Charles Kays, chairman of the New Hanover County Airport Authority, presented the board’s annual update Monday during the New Hanover County Board of Commissioners meeting.
Kays said increasing fuel prices and the consolidation of larger airlines was making it tough to market ILM. He added that airline capacity has also declined because of the large number of pilots retiring – making it harder to staff flights across the nation, including Wilmington.
Passenger counts continue to decline slightly at the airport.
According to March figures, 32,250 people boarded flights at the airport – down from 33,729 passengers in March 2012.
The airport has also lost flights.
In January 2012, American Airlines stopped its nonstop direct flights to Chicago.
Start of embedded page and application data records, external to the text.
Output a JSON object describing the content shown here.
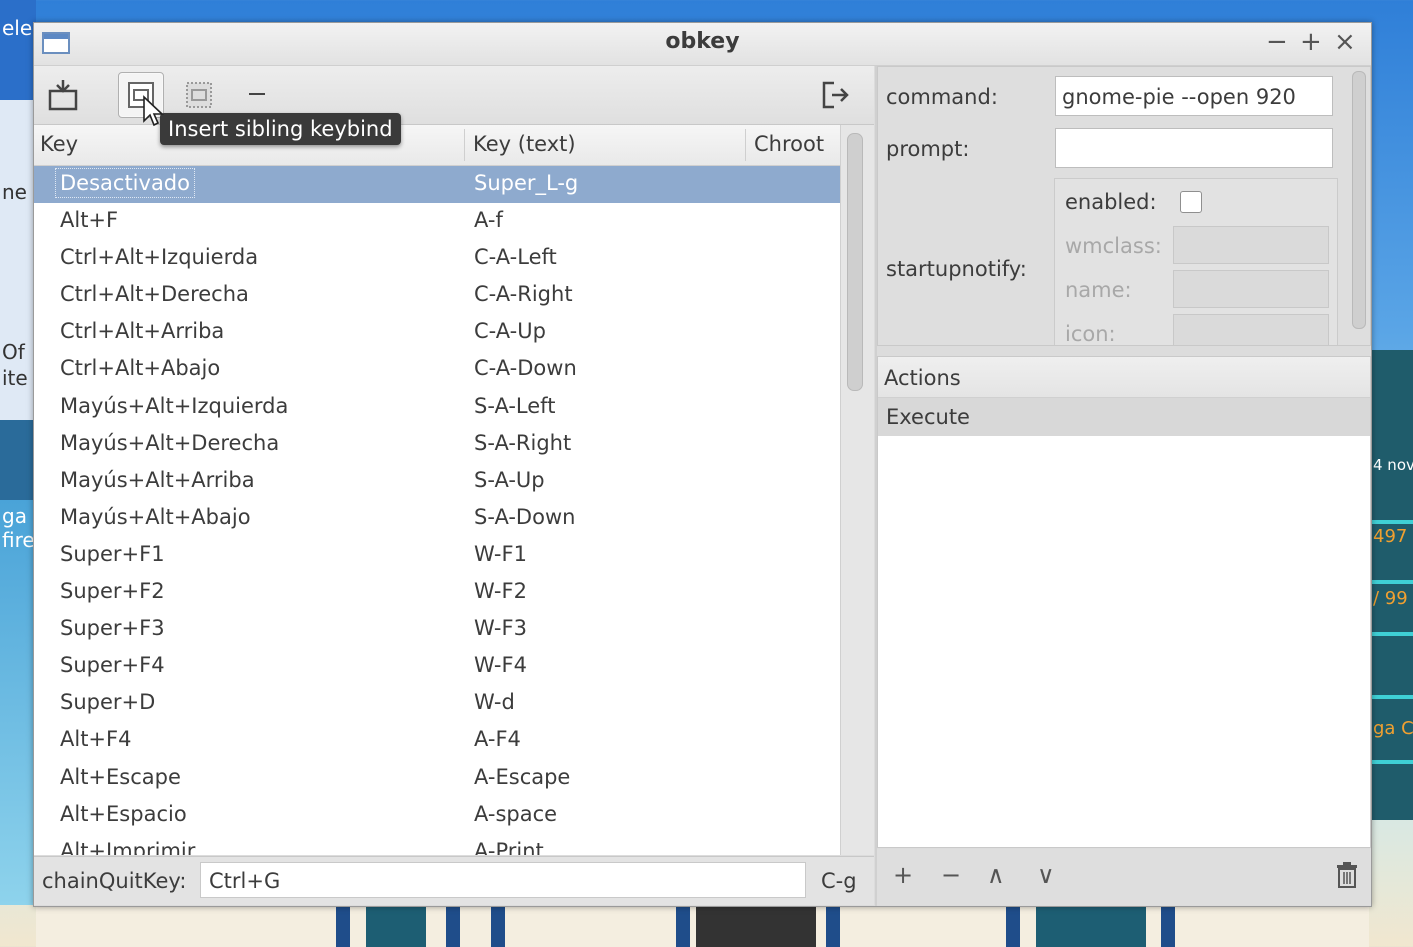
{
  "window": {
    "title": "obkey",
    "controls": {
      "minimize": "−",
      "maximize": "+",
      "close": "×"
    }
  },
  "desktop": {
    "fragments": [
      "ele",
      "ne",
      "Of",
      "ite",
      "ga",
      "fire",
      "4 nov",
      "497",
      "/ 99",
      "ga C"
    ]
  },
  "toolbar": {
    "tooltip": "Insert sibling keybind"
  },
  "table": {
    "headers": {
      "key": "Key",
      "key_text": "Key (text)",
      "chroot": "Chroot"
    },
    "rows": [
      {
        "key": "Desactivado",
        "key_text": "Super_L-g",
        "selected": true
      },
      {
        "key": "Alt+F",
        "key_text": "A-f"
      },
      {
        "key": "Ctrl+Alt+Izquierda",
        "key_text": "C-A-Left"
      },
      {
        "key": "Ctrl+Alt+Derecha",
        "key_text": "C-A-Right"
      },
      {
        "key": "Ctrl+Alt+Arriba",
        "key_text": "C-A-Up"
      },
      {
        "key": "Ctrl+Alt+Abajo",
        "key_text": "C-A-Down"
      },
      {
        "key": "Mayús+Alt+Izquierda",
        "key_text": "S-A-Left"
      },
      {
        "key": "Mayús+Alt+Derecha",
        "key_text": "S-A-Right"
      },
      {
        "key": "Mayús+Alt+Arriba",
        "key_text": "S-A-Up"
      },
      {
        "key": "Mayús+Alt+Abajo",
        "key_text": "S-A-Down"
      },
      {
        "key": "Super+F1",
        "key_text": "W-F1"
      },
      {
        "key": "Super+F2",
        "key_text": "W-F2"
      },
      {
        "key": "Super+F3",
        "key_text": "W-F3"
      },
      {
        "key": "Super+F4",
        "key_text": "W-F4"
      },
      {
        "key": "Super+D",
        "key_text": "W-d"
      },
      {
        "key": "Alt+F4",
        "key_text": "A-F4"
      },
      {
        "key": "Alt+Escape",
        "key_text": "A-Escape"
      },
      {
        "key": "Alt+Espacio",
        "key_text": "A-space"
      },
      {
        "key": "Alt+Imprimir",
        "key_text": "A-Print"
      }
    ]
  },
  "chain_quit": {
    "label": "chainQuitKey:",
    "value": "Ctrl+G",
    "text": "C-g"
  },
  "properties": {
    "command_label": "command:",
    "command_value": "gnome-pie --open 920",
    "prompt_label": "prompt:",
    "prompt_value": "",
    "startupnotify_label": "startupnotify:",
    "enabled_label": "enabled:",
    "enabled_checked": false,
    "wmclass_label": "wmclass:",
    "name_label": "name:",
    "icon_label": "icon:"
  },
  "actions": {
    "header": "Actions",
    "items": [
      "Execute"
    ],
    "buttons": {
      "add": "+",
      "remove": "−",
      "up": "∧",
      "down": "∨"
    }
  }
}
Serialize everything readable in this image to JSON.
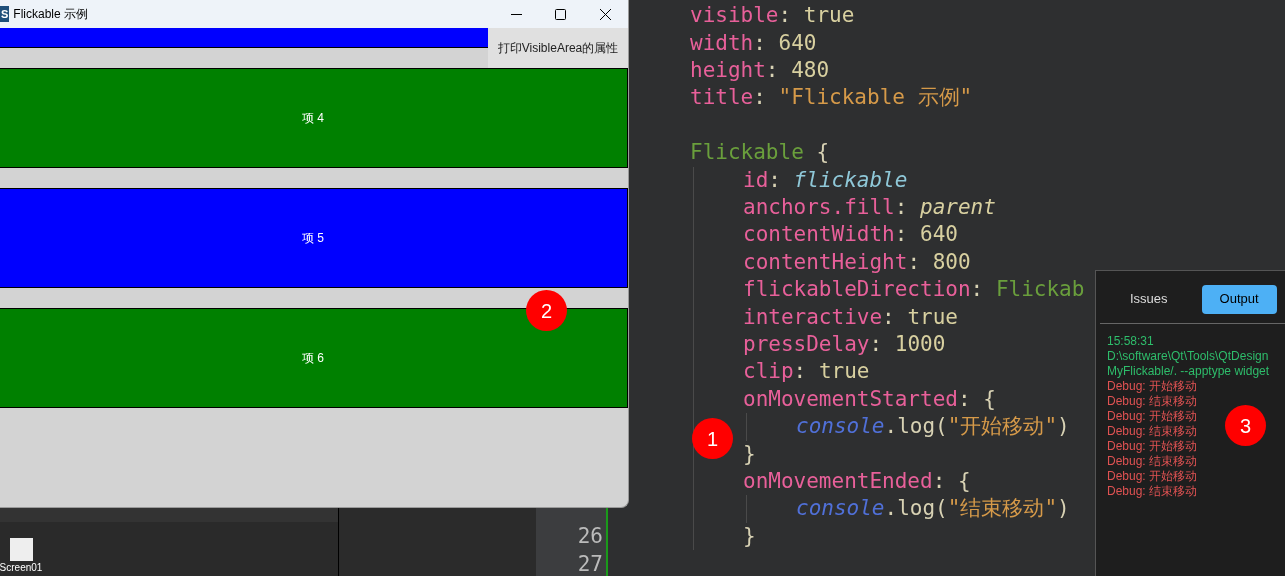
{
  "ide": {
    "components": [
      {
        "label": "Screen01"
      }
    ],
    "gutter": [
      {
        "number": "26",
        "current": false
      },
      {
        "number": "27",
        "current": false
      }
    ],
    "code": [
      {
        "kind": "code",
        "tokens": [
          {
            "text": "visible",
            "kind": "key"
          },
          {
            "text": ": ",
            "kind": "punct"
          },
          {
            "text": "true",
            "kind": "value"
          }
        ]
      },
      {
        "kind": "code",
        "tokens": [
          {
            "text": "width",
            "kind": "key"
          },
          {
            "text": ": ",
            "kind": "punct"
          },
          {
            "text": "640",
            "kind": "value"
          }
        ]
      },
      {
        "kind": "code",
        "tokens": [
          {
            "text": "height",
            "kind": "key"
          },
          {
            "text": ": ",
            "kind": "punct"
          },
          {
            "text": "480",
            "kind": "value"
          }
        ]
      },
      {
        "kind": "code",
        "tokens": [
          {
            "text": "title",
            "kind": "key"
          },
          {
            "text": ": ",
            "kind": "punct"
          },
          {
            "text": "\"Flickable 示例\"",
            "kind": "string"
          }
        ]
      },
      {
        "kind": "blank"
      },
      {
        "kind": "code",
        "tokens": [
          {
            "text": "Flickable",
            "kind": "type"
          },
          {
            "text": " {",
            "kind": "punct"
          }
        ],
        "children": [
          {
            "kind": "code",
            "tokens": [
              {
                "text": "id",
                "kind": "key"
              },
              {
                "text": ": ",
                "kind": "punct"
              },
              {
                "text": "flickable",
                "kind": "id"
              }
            ]
          },
          {
            "kind": "code",
            "tokens": [
              {
                "text": "anchors.fill",
                "kind": "key"
              },
              {
                "text": ": ",
                "kind": "punct"
              },
              {
                "text": "parent",
                "kind": "ref"
              }
            ]
          },
          {
            "kind": "code",
            "tokens": [
              {
                "text": "contentWidth",
                "kind": "key"
              },
              {
                "text": ": ",
                "kind": "punct"
              },
              {
                "text": "640",
                "kind": "value"
              }
            ]
          },
          {
            "kind": "code",
            "tokens": [
              {
                "text": "contentHeight",
                "kind": "key"
              },
              {
                "text": ": ",
                "kind": "punct"
              },
              {
                "text": "800",
                "kind": "value"
              }
            ]
          },
          {
            "kind": "code",
            "tokens": [
              {
                "text": "flickableDirection",
                "kind": "key"
              },
              {
                "text": ": ",
                "kind": "punct"
              },
              {
                "text": "Flickab",
                "kind": "type"
              }
            ]
          },
          {
            "kind": "code",
            "tokens": [
              {
                "text": "interactive",
                "kind": "key"
              },
              {
                "text": ": ",
                "kind": "punct"
              },
              {
                "text": "true",
                "kind": "value"
              }
            ]
          },
          {
            "kind": "code",
            "tokens": [
              {
                "text": "pressDelay",
                "kind": "key"
              },
              {
                "text": ": ",
                "kind": "punct"
              },
              {
                "text": "1000",
                "kind": "value"
              }
            ]
          },
          {
            "kind": "code",
            "tokens": [
              {
                "text": "clip",
                "kind": "key"
              },
              {
                "text": ": ",
                "kind": "punct"
              },
              {
                "text": "true",
                "kind": "value"
              }
            ]
          },
          {
            "kind": "code",
            "tokens": [
              {
                "text": "onMovementStarted",
                "kind": "key"
              },
              {
                "text": ": {",
                "kind": "punct"
              }
            ],
            "children": [
              {
                "kind": "code",
                "tokens": [
                  {
                    "text": "console",
                    "kind": "object"
                  },
                  {
                    "text": ".log(",
                    "kind": "punct"
                  },
                  {
                    "text": "\"开始移动\"",
                    "kind": "string"
                  },
                  {
                    "text": ")",
                    "kind": "punct"
                  }
                ]
              }
            ]
          },
          {
            "kind": "code",
            "tokens": [
              {
                "text": "}",
                "kind": "punct"
              }
            ]
          },
          {
            "kind": "code",
            "tokens": [
              {
                "text": "onMovementEnded",
                "kind": "key"
              },
              {
                "text": ": {",
                "kind": "punct"
              }
            ],
            "children": [
              {
                "kind": "code",
                "tokens": [
                  {
                    "text": "console",
                    "kind": "object"
                  },
                  {
                    "text": ".log(",
                    "kind": "punct"
                  },
                  {
                    "text": "\"结束移动\"",
                    "kind": "string"
                  },
                  {
                    "text": ")",
                    "kind": "punct"
                  }
                ]
              }
            ]
          },
          {
            "kind": "code",
            "tokens": [
              {
                "text": "}",
                "kind": "punct"
              }
            ]
          }
        ]
      }
    ],
    "output": {
      "tabs": [
        {
          "label": "Issues",
          "selected": false
        },
        {
          "label": "Output",
          "selected": true
        }
      ],
      "lines": [
        {
          "text": "15:58:31",
          "kind": "info"
        },
        {
          "text": "D:\\software\\Qt\\Tools\\QtDesign",
          "kind": "info"
        },
        {
          "text": "MyFlickable/. --apptype widget",
          "kind": "info"
        },
        {
          "text": "Debug: 开始移动",
          "kind": "debug"
        },
        {
          "text": "Debug: 结束移动",
          "kind": "debug"
        },
        {
          "text": "Debug: 开始移动",
          "kind": "debug"
        },
        {
          "text": "Debug: 结束移动",
          "kind": "debug"
        },
        {
          "text": "Debug: 开始移动",
          "kind": "debug"
        },
        {
          "text": "Debug: 结束移动",
          "kind": "debug"
        },
        {
          "text": "Debug: 开始移动",
          "kind": "debug"
        },
        {
          "text": "Debug: 结束移动",
          "kind": "debug"
        }
      ]
    }
  },
  "app_window": {
    "icon_text": "S",
    "title": "Flickable 示例",
    "button": "打印VisibleArea的属性",
    "items": [
      {
        "label": "项 4",
        "color": "#008000"
      },
      {
        "label": "项 5",
        "color": "#0000ff"
      },
      {
        "label": "项 6",
        "color": "#008000"
      }
    ]
  },
  "annotations": [
    {
      "label": "1"
    },
    {
      "label": "2"
    },
    {
      "label": "3"
    }
  ]
}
Officials earlier this year also announced that Las Vegas-based Allegiant Air pulled its non-stop service flights between ILM and Orlando, Fla.
But Kays said officials remained diligent in bringing new flights and revenue to the airport, which operates on a roughly $6.8 million budget.
To accommodate airport users, Kays said officials were looking to revive flights from ILM to Chicago, Orlando and the south Florida area.
U.S. Airways announced in March a second nonstop flight to Reagan National Airport in Washington, D.C. Delta Air Lines on April 8 also began a third nonstop flight to New York City’s LaGuardia Airport that could possibly last until October.
Overall, ILM’s overall economic impact exceeds $641 million, Kays said, adding that the airport impacts more than 3,400 jobs with an overall average payroll exceeding $184 million.
Kays said the airport was also improving its infrastructure with nearly $8.9 million in projects that include widening runways and adding LED lighting along taxiways.
The airport also continues to market its business park to potential companies and is currently looking to enter into an interlocal agreement with a developer to build a hotel to accommodate travelers and users of the new Veterans Affairs outpatient clinic on the property.
In other business Monday, commissioners unanimously agreed to spend nearly $650,000 to help with two major repair projects at Cape Fear Community College. The college requested $600,000 to get rid of mold and mildew in the school’s McLeod Building and about $47,800 to replace hot water boilers in the same building, which is at 411 N. Front St.
The money will come from the county’s fund balance. The county’s fund balance is nearly $10.7 million, New Hanover county manager Chris Coudriet said during the meeting.
Mold and mildew is rampant throughout the ground floor of the McLeod Building, which was built in 1976, and repair work is needed to prevent it from spreading more in the building, according to a letter from CFCC president Ted Spring to Coudriet. Wind blowing from the river causes flames to roll out of the sides of the boilers, causing a libelous situation when technicians are working in the area, school officials said.
Commissioners approved a resolution supporting the North Carolina film industry, which has received scrutiny recently as part of tax reform discussion at the General Assembly and as focus of a bill filed last week to eliminate the refundable portion of the state’s film tax credit.
County commissioners also voted 4-1 to censure commissioner Brian Berger, with Berger voting against the measure. Commissioners also voted 3-2, with Berger and commissioner Jonathan Barfield voting against, to move forward with an amotion hearing to attempt to have Berger removed from office. The hearing is scheduled for May 20.